§ **WHAT YOU HAVE TO DO**
Among the entries that follow, some lines contain the word "time". Show all of them.

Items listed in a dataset
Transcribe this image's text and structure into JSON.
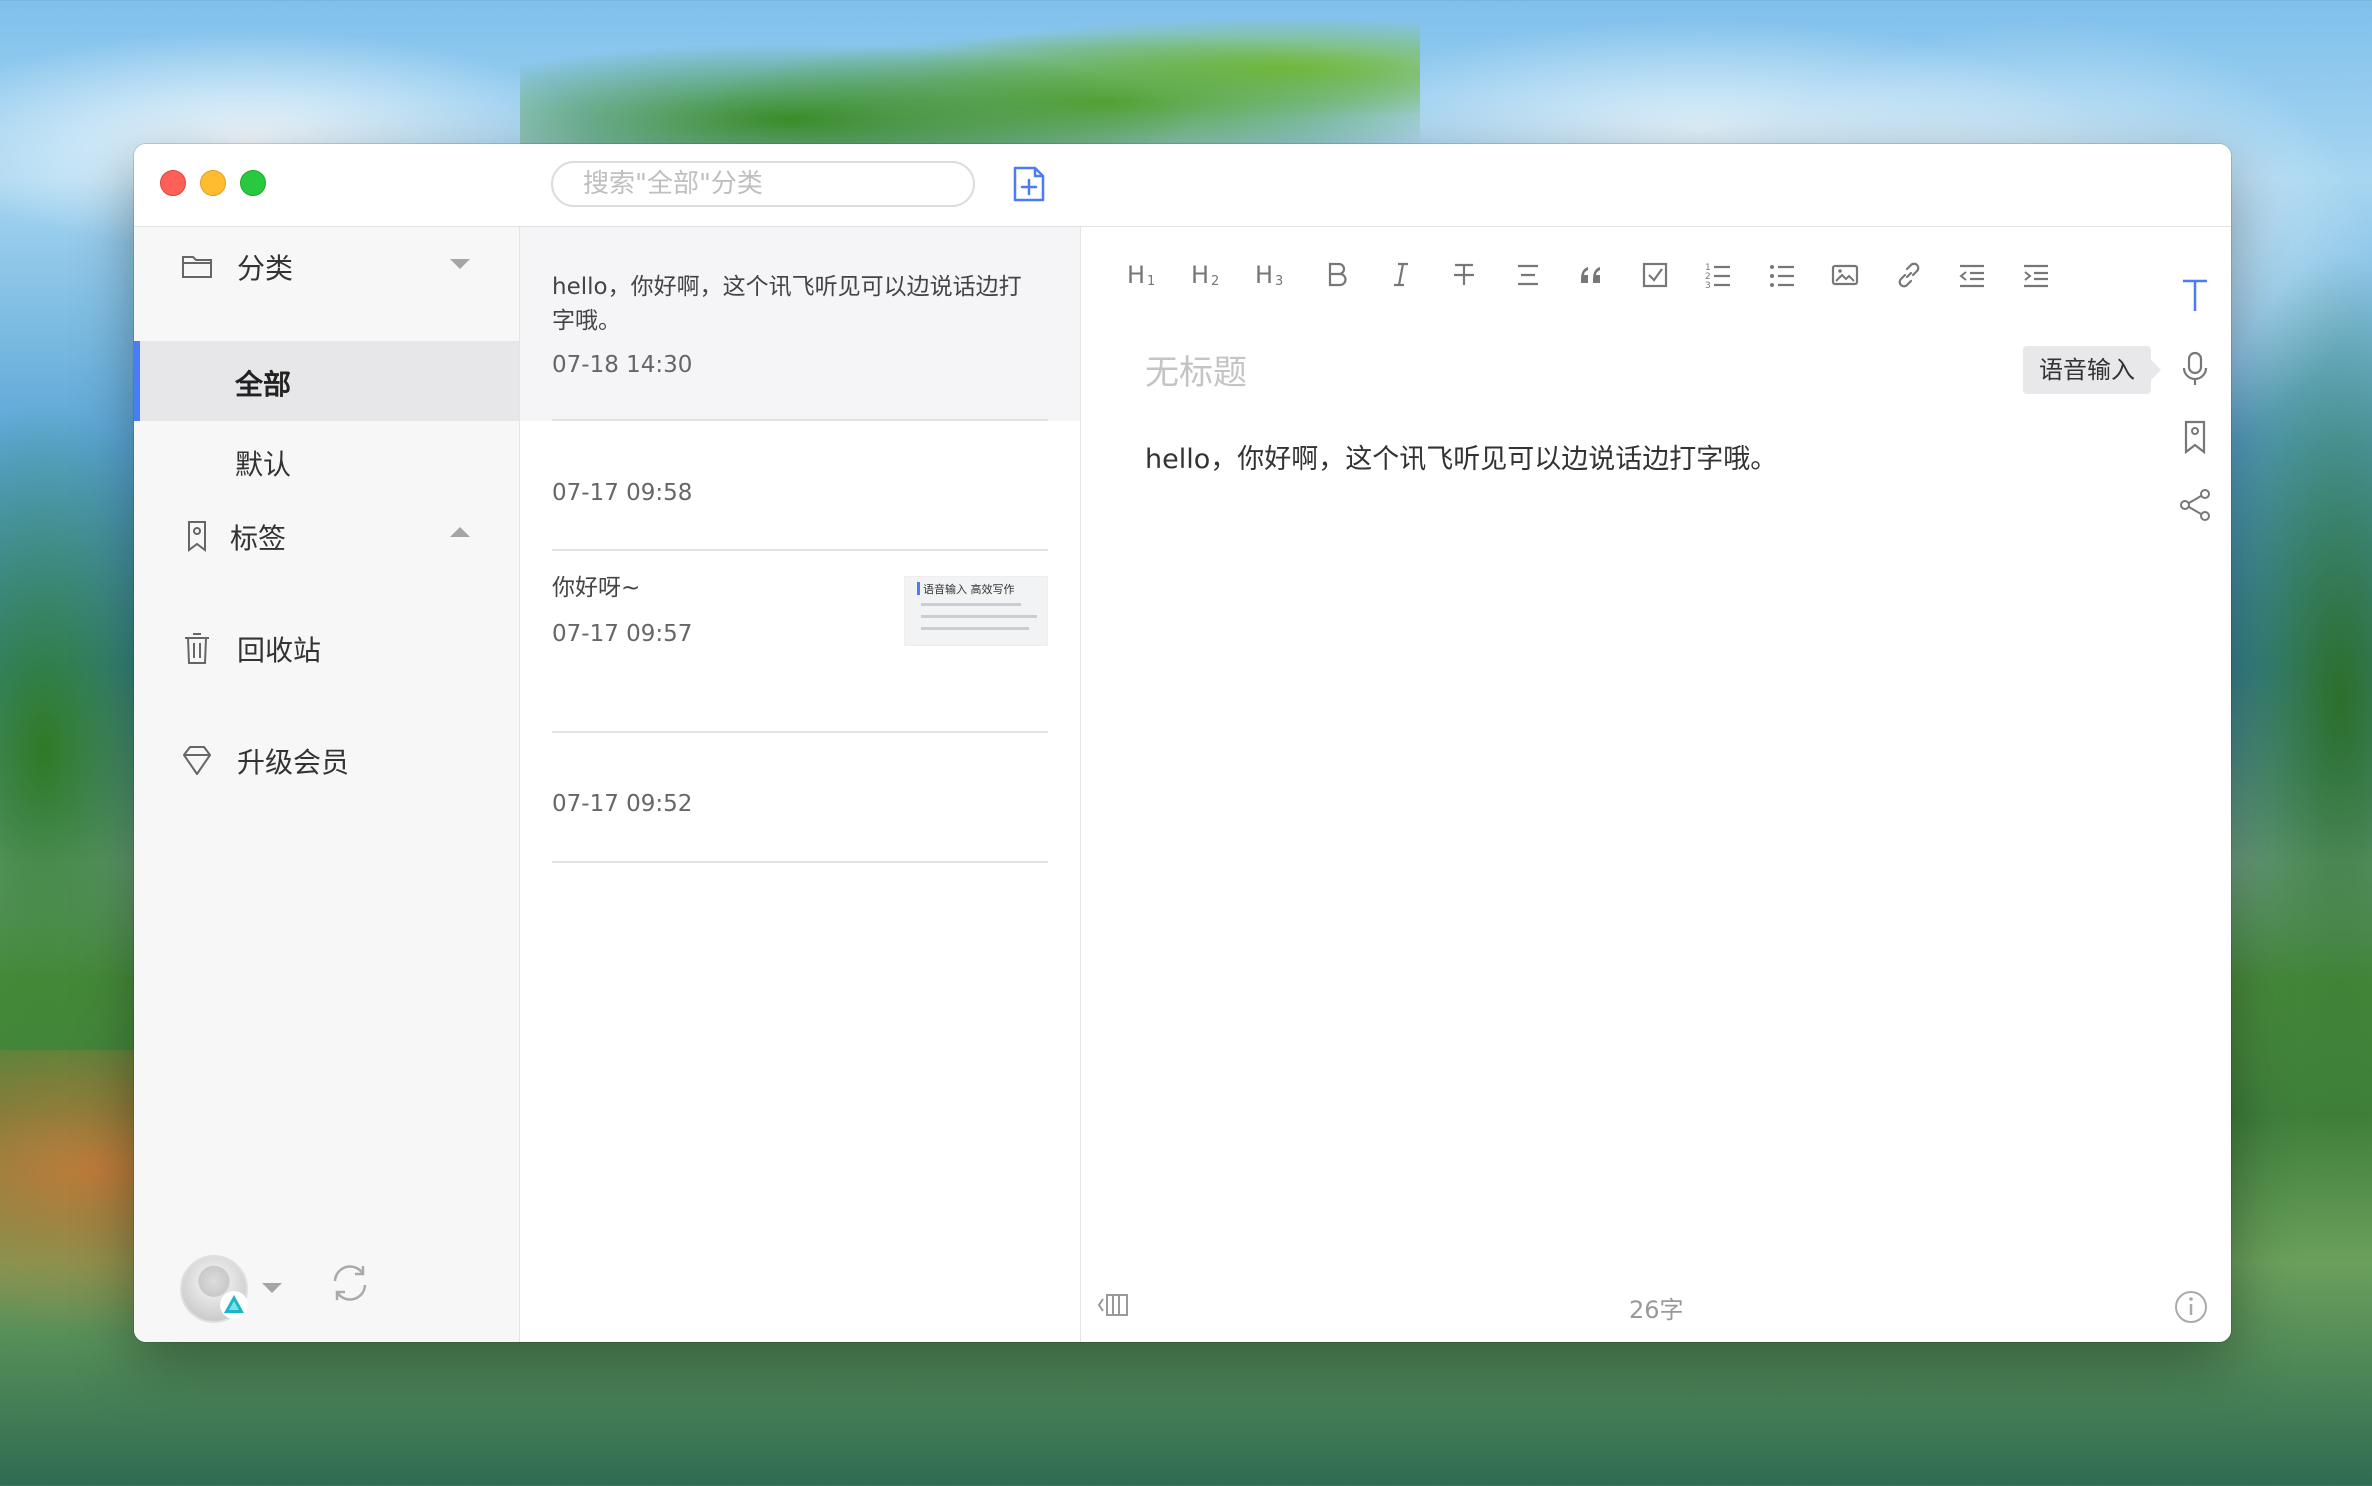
{
  "window": {
    "search_placeholder": "搜索\"全部\"分类"
  },
  "sidebar": {
    "category_label": "分类",
    "categories": [
      {
        "label": "全部",
        "active": true
      },
      {
        "label": "默认",
        "active": false
      }
    ],
    "tags_label": "标签",
    "trash_label": "回收站",
    "upgrade_label": "升级会员"
  },
  "notes": [
    {
      "preview": "hello，你好啊，这个讯飞听见可以边说话边打字哦。",
      "time": "07-18 14:30",
      "selected": true
    },
    {
      "preview": "",
      "time": "07-17 09:58",
      "selected": false
    },
    {
      "preview": "你好呀~",
      "time": "07-17 09:57",
      "selected": false,
      "thumbnail_title": "语音输入 高效写作"
    },
    {
      "preview": "",
      "time": "07-17 09:52",
      "selected": false
    }
  ],
  "toolbar": {
    "h1": "H1",
    "h2": "H2",
    "h3": "H3",
    "bold": "B",
    "italic": "I",
    "quote": "❝",
    "items": [
      "H1",
      "H2",
      "H3",
      "bold",
      "italic",
      "strikethrough",
      "align",
      "quote",
      "checkbox",
      "ordered-list",
      "bullet-list",
      "image",
      "link",
      "outdent",
      "indent"
    ]
  },
  "editor": {
    "title_placeholder": "无标题",
    "body": "hello，你好啊，这个讯飞听见可以边说话边打字哦。",
    "voice_tooltip": "语音输入",
    "word_count": "26字"
  },
  "colors": {
    "accent": "#4a7cf4",
    "sidebar_bg": "#f7f7f8",
    "active_item_bg": "#e7e7ea"
  }
}
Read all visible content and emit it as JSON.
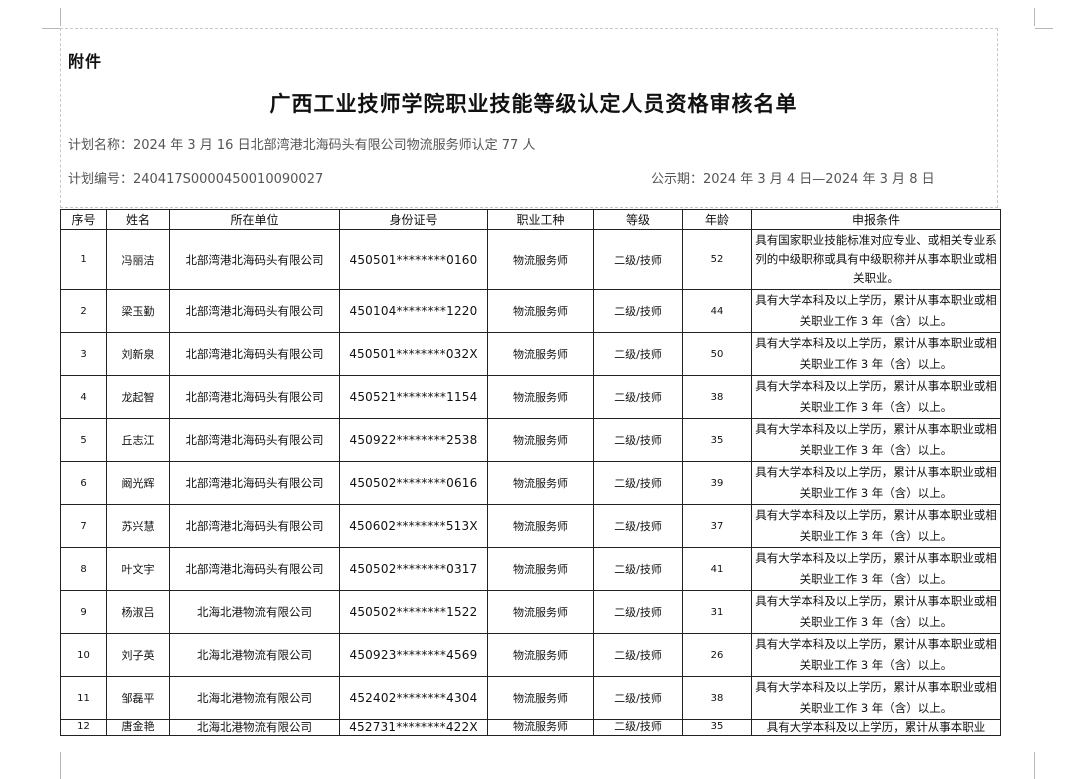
{
  "document": {
    "attachment_label": "附件",
    "title": "广西工业技师学院职业技能等级认定人员资格审核名单",
    "plan_name_label": "计划名称：",
    "plan_name": "2024 年 3 月 16 日北部湾港北海码头有限公司物流服务师认定 77 人",
    "plan_no_label": "计划编号：",
    "plan_no": "240417S0000450010090027",
    "period_label": "公示期：",
    "period": "2024 年 3 月 4 日—2024 年 3 月 8 日"
  },
  "table": {
    "columns": [
      "序号",
      "姓名",
      "所在单位",
      "身份证号",
      "职业工种",
      "等级",
      "年龄",
      "申报条件"
    ],
    "rows": [
      {
        "no": "1",
        "name": "冯丽洁",
        "unit": "北部湾港北海码头有限公司",
        "id": "450501********0160",
        "occupation": "物流服务师",
        "level": "二级/技师",
        "age": "52",
        "condition": "具有国家职业技能标准对应专业、或相关专业系列的中级职称或具有中级职称并从事本职业或相关职业。"
      },
      {
        "no": "2",
        "name": "梁玉勤",
        "unit": "北部湾港北海码头有限公司",
        "id": "450104********1220",
        "occupation": "物流服务师",
        "level": "二级/技师",
        "age": "44",
        "condition": "具有大学本科及以上学历，累计从事本职业或相关职业工作 3 年（含）以上。"
      },
      {
        "no": "3",
        "name": "刘新泉",
        "unit": "北部湾港北海码头有限公司",
        "id": "450501********032X",
        "occupation": "物流服务师",
        "level": "二级/技师",
        "age": "50",
        "condition": "具有大学本科及以上学历，累计从事本职业或相关职业工作 3 年（含）以上。"
      },
      {
        "no": "4",
        "name": "龙起智",
        "unit": "北部湾港北海码头有限公司",
        "id": "450521********1154",
        "occupation": "物流服务师",
        "level": "二级/技师",
        "age": "38",
        "condition": "具有大学本科及以上学历，累计从事本职业或相关职业工作 3 年（含）以上。"
      },
      {
        "no": "5",
        "name": "丘志江",
        "unit": "北部湾港北海码头有限公司",
        "id": "450922********2538",
        "occupation": "物流服务师",
        "level": "二级/技师",
        "age": "35",
        "condition": "具有大学本科及以上学历，累计从事本职业或相关职业工作 3 年（含）以上。"
      },
      {
        "no": "6",
        "name": "阚光辉",
        "unit": "北部湾港北海码头有限公司",
        "id": "450502********0616",
        "occupation": "物流服务师",
        "level": "二级/技师",
        "age": "39",
        "condition": "具有大学本科及以上学历，累计从事本职业或相关职业工作 3 年（含）以上。"
      },
      {
        "no": "7",
        "name": "苏兴慧",
        "unit": "北部湾港北海码头有限公司",
        "id": "450602********513X",
        "occupation": "物流服务师",
        "level": "二级/技师",
        "age": "37",
        "condition": "具有大学本科及以上学历，累计从事本职业或相关职业工作 3 年（含）以上。"
      },
      {
        "no": "8",
        "name": "叶文宇",
        "unit": "北部湾港北海码头有限公司",
        "id": "450502********0317",
        "occupation": "物流服务师",
        "level": "二级/技师",
        "age": "41",
        "condition": "具有大学本科及以上学历，累计从事本职业或相关职业工作 3 年（含）以上。"
      },
      {
        "no": "9",
        "name": "杨淑吕",
        "unit": "北海北港物流有限公司",
        "id": "450502********1522",
        "occupation": "物流服务师",
        "level": "二级/技师",
        "age": "31",
        "condition": "具有大学本科及以上学历，累计从事本职业或相关职业工作 3 年（含）以上。"
      },
      {
        "no": "10",
        "name": "刘子英",
        "unit": "北海北港物流有限公司",
        "id": "450923********4569",
        "occupation": "物流服务师",
        "level": "二级/技师",
        "age": "26",
        "condition": "具有大学本科及以上学历，累计从事本职业或相关职业工作 3 年（含）以上。"
      },
      {
        "no": "11",
        "name": "邹磊平",
        "unit": "北海北港物流有限公司",
        "id": "452402********4304",
        "occupation": "物流服务师",
        "level": "二级/技师",
        "age": "38",
        "condition": "具有大学本科及以上学历，累计从事本职业或相关职业工作 3 年（含）以上。"
      },
      {
        "no": "12",
        "name": "唐金艳",
        "unit": "北海北港物流有限公司",
        "id": "452731********422X",
        "occupation": "物流服务师",
        "level": "二级/技师",
        "age": "35",
        "condition": "具有大学本科及以上学历，累计从事本职业"
      }
    ]
  }
}
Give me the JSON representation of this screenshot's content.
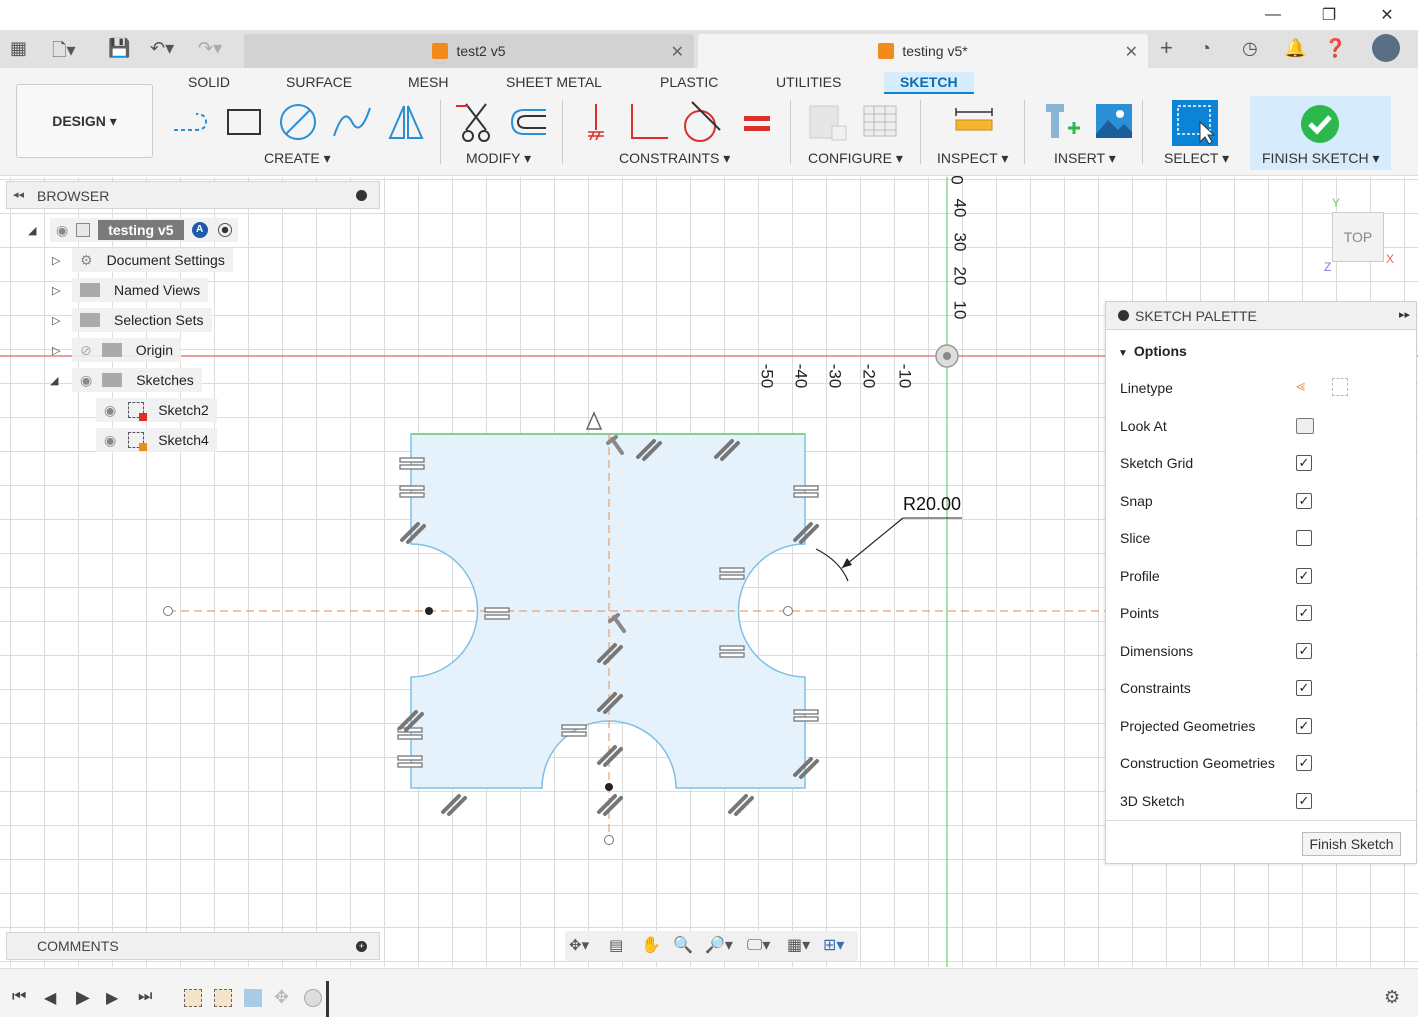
{
  "window": {
    "minimize": "—",
    "restore": "❐",
    "close": "✕"
  },
  "tabs": [
    {
      "label": "test2 v5",
      "close": "✕"
    },
    {
      "label": "testing v5*",
      "close": "✕"
    }
  ],
  "ribbon_tabs": [
    "SOLID",
    "SURFACE",
    "MESH",
    "SHEET METAL",
    "PLASTIC",
    "UTILITIES",
    "SKETCH"
  ],
  "active_ribbon_tab": "SKETCH",
  "workspace": "DESIGN ▾",
  "groups": {
    "create": "CREATE ▾",
    "modify": "MODIFY ▾",
    "constraints": "CONSTRAINTS ▾",
    "configure": "CONFIGURE ▾",
    "inspect": "INSPECT ▾",
    "insert": "INSERT ▾",
    "select": "SELECT ▾",
    "finish": "FINISH SKETCH ▾"
  },
  "browser": {
    "title": "BROWSER",
    "root": "testing v5",
    "items": [
      "Document Settings",
      "Named Views",
      "Selection Sets",
      "Origin",
      "Sketches"
    ],
    "sketches": [
      "Sketch2",
      "Sketch4"
    ]
  },
  "axis": {
    "vertical_ticks": [
      "0",
      "40",
      "30",
      "20",
      "10"
    ],
    "horizontal_ticks": [
      "-50",
      "-40",
      "-30",
      "-20",
      "-10"
    ]
  },
  "dimension": "R20.00",
  "viewcube": {
    "face": "TOP",
    "axis_y": "Y",
    "axis_z": "Z",
    "axis_x": "X"
  },
  "palette": {
    "title": "SKETCH PALETTE",
    "section": "Options",
    "options": [
      {
        "label": "Linetype",
        "type": "icon"
      },
      {
        "label": "Look At",
        "type": "icon"
      },
      {
        "label": "Sketch Grid",
        "checked": true
      },
      {
        "label": "Snap",
        "checked": true
      },
      {
        "label": "Slice",
        "checked": false
      },
      {
        "label": "Profile",
        "checked": true
      },
      {
        "label": "Points",
        "checked": true
      },
      {
        "label": "Dimensions",
        "checked": true
      },
      {
        "label": "Constraints",
        "checked": true
      },
      {
        "label": "Projected Geometries",
        "checked": true
      },
      {
        "label": "Construction Geometries",
        "checked": true
      },
      {
        "label": "3D Sketch",
        "checked": true
      }
    ],
    "finish_button": "Finish Sketch"
  },
  "comments": {
    "title": "COMMENTS"
  },
  "colors": {
    "accent": "#0b84d8",
    "sketch_fill": "#e6f2fb",
    "sketch_line": "#7fbfe6",
    "x_axis": "#e06666",
    "y_axis": "#6fcf6f",
    "construction": "#e8a070",
    "check_green": "#2db84d"
  }
}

§ **ANSWER FOR THE TASK**
      "time": "07-18 14:30",
      "time": "07-17 09:58",
      "time": "07-17 09:57",
      "time": "07-17 09:52",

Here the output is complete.